Senior figures have refused to commit to the figure in recent weeks, even though Sir Keir Starmer used it himself this week.
The Labour leader will confirm that the pledge is being scaled back due to the changing economic landscape, reports suggest.
'They didn't need to do it...they're 20 points up without this far-fetched lunacy that is unfundable!'— LBC (@LBC) February 8, 2024
@NickFerrariLBC speaks to caller Andy as Labour ditch £28bn green investment pledge, blaming Tories for 'wrecking the economy'. pic.twitter.com/eGm4MxdLQ8
In 2023, Labour said the £28 billion-a-year target would instead be met in the second half of a first parliament, rather than immediately, should they get into No10.
Labour has insisted for weeks that it remains a target, though said it would be subject to its "strict" fiscal rules, which include getting debt falling as a percentage of GDP.

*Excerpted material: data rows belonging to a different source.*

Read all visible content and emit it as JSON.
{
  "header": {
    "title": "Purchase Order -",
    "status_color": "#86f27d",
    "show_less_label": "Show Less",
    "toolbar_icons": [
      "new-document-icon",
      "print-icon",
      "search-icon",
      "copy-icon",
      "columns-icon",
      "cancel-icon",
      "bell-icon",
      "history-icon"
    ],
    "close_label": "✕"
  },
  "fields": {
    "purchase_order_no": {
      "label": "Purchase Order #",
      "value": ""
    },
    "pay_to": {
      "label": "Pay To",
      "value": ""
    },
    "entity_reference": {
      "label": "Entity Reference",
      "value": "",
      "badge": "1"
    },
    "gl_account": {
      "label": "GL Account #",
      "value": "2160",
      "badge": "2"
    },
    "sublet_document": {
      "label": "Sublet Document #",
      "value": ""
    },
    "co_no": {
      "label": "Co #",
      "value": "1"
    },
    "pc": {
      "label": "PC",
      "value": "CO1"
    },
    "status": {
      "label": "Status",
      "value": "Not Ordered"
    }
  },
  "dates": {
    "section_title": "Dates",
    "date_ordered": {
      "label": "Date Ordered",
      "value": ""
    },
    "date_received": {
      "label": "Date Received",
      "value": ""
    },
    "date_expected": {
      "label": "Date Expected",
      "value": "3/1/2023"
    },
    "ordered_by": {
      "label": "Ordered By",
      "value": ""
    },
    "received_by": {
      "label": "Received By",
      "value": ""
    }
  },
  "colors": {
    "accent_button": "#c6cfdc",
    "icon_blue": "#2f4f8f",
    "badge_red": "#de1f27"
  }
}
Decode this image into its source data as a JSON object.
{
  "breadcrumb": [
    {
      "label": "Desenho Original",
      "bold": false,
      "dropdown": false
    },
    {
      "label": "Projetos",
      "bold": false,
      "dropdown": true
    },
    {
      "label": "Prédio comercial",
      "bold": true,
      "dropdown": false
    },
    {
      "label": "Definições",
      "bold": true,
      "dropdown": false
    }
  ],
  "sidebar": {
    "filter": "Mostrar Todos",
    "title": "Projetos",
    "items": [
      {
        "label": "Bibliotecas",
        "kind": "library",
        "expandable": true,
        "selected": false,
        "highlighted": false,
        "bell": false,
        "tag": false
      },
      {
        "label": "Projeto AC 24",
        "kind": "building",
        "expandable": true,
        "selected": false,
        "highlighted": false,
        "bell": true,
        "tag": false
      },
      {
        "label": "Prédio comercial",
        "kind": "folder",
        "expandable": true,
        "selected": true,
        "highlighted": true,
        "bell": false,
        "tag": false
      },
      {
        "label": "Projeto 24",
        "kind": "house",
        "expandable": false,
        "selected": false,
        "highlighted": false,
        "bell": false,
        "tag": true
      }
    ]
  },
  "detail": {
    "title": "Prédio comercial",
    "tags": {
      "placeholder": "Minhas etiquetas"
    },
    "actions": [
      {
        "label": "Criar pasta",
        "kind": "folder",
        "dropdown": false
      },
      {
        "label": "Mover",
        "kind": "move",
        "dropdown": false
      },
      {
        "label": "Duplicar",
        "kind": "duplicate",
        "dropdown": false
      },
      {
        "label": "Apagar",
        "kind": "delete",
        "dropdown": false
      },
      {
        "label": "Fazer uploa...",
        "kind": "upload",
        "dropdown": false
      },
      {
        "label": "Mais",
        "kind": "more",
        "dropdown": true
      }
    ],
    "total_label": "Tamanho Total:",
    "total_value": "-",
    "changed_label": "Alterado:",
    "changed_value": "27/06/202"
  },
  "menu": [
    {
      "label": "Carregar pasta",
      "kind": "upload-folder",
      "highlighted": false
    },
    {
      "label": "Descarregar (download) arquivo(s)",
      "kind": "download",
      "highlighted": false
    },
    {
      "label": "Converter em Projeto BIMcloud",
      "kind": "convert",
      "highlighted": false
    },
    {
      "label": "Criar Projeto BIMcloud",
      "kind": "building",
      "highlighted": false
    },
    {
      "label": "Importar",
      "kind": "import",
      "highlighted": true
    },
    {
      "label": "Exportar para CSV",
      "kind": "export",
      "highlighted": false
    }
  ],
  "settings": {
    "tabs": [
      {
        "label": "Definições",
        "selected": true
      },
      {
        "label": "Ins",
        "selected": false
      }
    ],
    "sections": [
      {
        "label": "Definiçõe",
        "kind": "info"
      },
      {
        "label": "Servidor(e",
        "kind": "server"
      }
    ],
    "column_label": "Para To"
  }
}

Shadow chancellor Rachel Reeves has repeatedly declined to recommit to the spending pledge, instead highlighting the need for "iron discipline" with the public finances.
But on Tuesday, Sir Keir said the money was "desperately needed" for the party's key mission to achieve clean power by 2030.
The Conservatives have also seized on the figure as a key attack line in the run-up to an election this year, claiming Labour would ultimately have to raise taxes to meet the "unfunded spending spree".
Labour reconsidering green pledge is not the same as Boris Johnson's 'lying', says James O'Brien
Reacting to the news on LBC this evening, Tory MP and former chief whip Wendy Morton said: "[It's] another flip flop, another u-turn, this just shows Labour doesn't have a plan."
Meanwhile, former Green Party leader Baroness Natalie Bennett said: "If you want green, you clearly have to vote Green at the next election...to be really serious about this, this is obviously a great concern environmentally, but it's also a great concern in terms of the cost of living crisis, in terms of public health and the quality of people's lives."
Labour has pointed to recent economic turmoil under the Tories, including the turbulence caused by Liz Truss' mini-budget in 2022, when accused of watering down its flagship environmental pledge.
It was first announced in September 2021 by Ms Reeves, who at the time committed to spending an extra £28 billion each year to help Britain tackle climate change if the party wins power.
The U-turn would come after the Tories claimed an official Treasury costing had suggested that part of the plan - to upgrade insulation for 19 million homes - would cost more than double the party's estimate of £6 billion.